The UK has made significant commitments to both low carbon heating and energy efficiency. However little progress has been made and the country has fallen far behind the rest Europe. A key challenge is how the UK will develop the workforce required to deliver retrofitting targets. New research from ODI and Green Alliance explores labour shortages and skills gaps in depth and asks a new question: should the UK seek to use immigration policy to support a rapid scale-up of retrofitting in the context of its decarbonisation targets?
This paper suggests five immigration policy options to support the development of the UK’s retrofitting workforce:
- Create an umbrella sponsorship model for the construction sector to support firms in international recruitment.
- Create a tailored net zero workforce visa category.
- Make the skilled worker route less costly, using special provisions to significantly lower fees across retrofitting-related occupations.
- Develop retrofitting skills mobility partnerships to create a pipeline of workers.

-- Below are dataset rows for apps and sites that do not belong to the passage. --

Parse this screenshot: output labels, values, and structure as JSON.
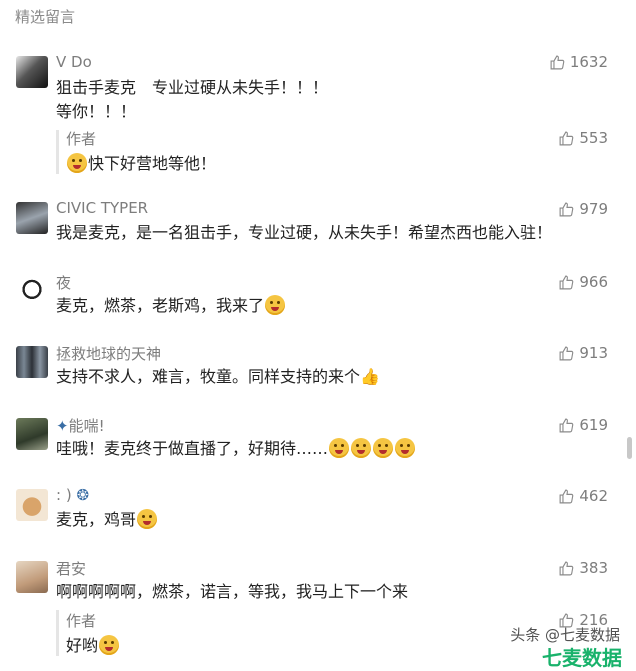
{
  "section_title": "精选留言",
  "comments": [
    {
      "nick": "V Do",
      "text_lines": [
        "狙击手麦克　专业过硬从未失手！！！",
        "  等你！！！"
      ],
      "likes": "1632",
      "reply": {
        "nick": "作者",
        "text": "快下好营地等他！",
        "likes": "553"
      }
    },
    {
      "nick": "CIVIC TYPER",
      "text_lines": [
        "我是麦克，是一名狙击手，专业过硬，从未失手！希望杰西也能入驻！"
      ],
      "likes": "979"
    },
    {
      "nick": "夜",
      "text_lines": [
        "麦克，燃茶，老斯鸡，我来了"
      ],
      "likes": "966"
    },
    {
      "nick": "拯救地球的天神",
      "text_lines": [
        "支持不求人，难言，牧童。同样支持的来个"
      ],
      "likes": "913"
    },
    {
      "nick": "能喘!",
      "text_lines": [
        "哇哦！麦克终于做直播了，好期待……"
      ],
      "likes": "619"
    },
    {
      "nick": ": )",
      "text_lines": [
        "麦克，鸡哥"
      ],
      "likes": "462"
    },
    {
      "nick": "君安",
      "text_lines": [
        "啊啊啊啊啊，燃茶，诺言，等我，我马上下一个来"
      ],
      "likes": "383",
      "reply": {
        "nick": "作者",
        "text": "好哟",
        "likes": "216"
      }
    }
  ],
  "watermark": "头条 @七麦数据",
  "watermark_brand": "七麦数据",
  "icons": {
    "like": "thumbs-up-icon"
  },
  "colors": {
    "meta": "#7d7d7d",
    "text": "#222222",
    "brand": "#19b26b"
  }
}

- Increase upskilling and recruitment of refugees under the UK’s Displaced Talent Mobility Pilot, prioritising applicants with retrofitting-related skillsets.
Workforce forecasts to meet low-carbon heating and energy efficiency targets are considerable. The Climate Change Committee estimates that direct employment requirements are far greater than any other net zero area. Yet workforce development remains a neglected issue.

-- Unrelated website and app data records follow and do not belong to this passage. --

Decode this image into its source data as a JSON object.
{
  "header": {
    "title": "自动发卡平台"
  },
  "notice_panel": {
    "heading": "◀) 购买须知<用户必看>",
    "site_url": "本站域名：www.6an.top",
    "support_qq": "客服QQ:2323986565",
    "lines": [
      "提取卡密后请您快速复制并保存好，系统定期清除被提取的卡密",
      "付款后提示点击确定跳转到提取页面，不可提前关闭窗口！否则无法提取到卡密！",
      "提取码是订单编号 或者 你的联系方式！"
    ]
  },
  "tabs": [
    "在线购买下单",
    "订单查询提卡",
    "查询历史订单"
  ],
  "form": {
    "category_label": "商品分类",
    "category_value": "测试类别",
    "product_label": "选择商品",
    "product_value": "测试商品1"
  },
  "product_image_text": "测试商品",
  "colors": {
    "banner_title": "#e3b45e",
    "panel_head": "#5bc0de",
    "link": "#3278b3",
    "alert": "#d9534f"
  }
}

New entrants to the industry will be critical but progress attracting and preparing the domestic workforce is slow. The UK has no workforce development plan. A complex and fragmented landscape of training options exists and there is significant concern about the lack of retrofitting courses in further education colleges.
There is strong rationale to use immigration policy to support the development of the domestic workforce, especially in the context of the UK’s chronic labour shortages and given the importance and urgency of decarbonisation targets.
Immigration does not necessarily offer an easy fix. A highly qualified EU workforce is unlikely to materialise; the immigration system is now much more restrictive and costly for EU workers. Non-EU workers with the exact skillset are not a readily available pool and the construction sector is ill-equipped to use the immigration system. A more purposeful approach is required, as laid out in the immigration policy options offered here.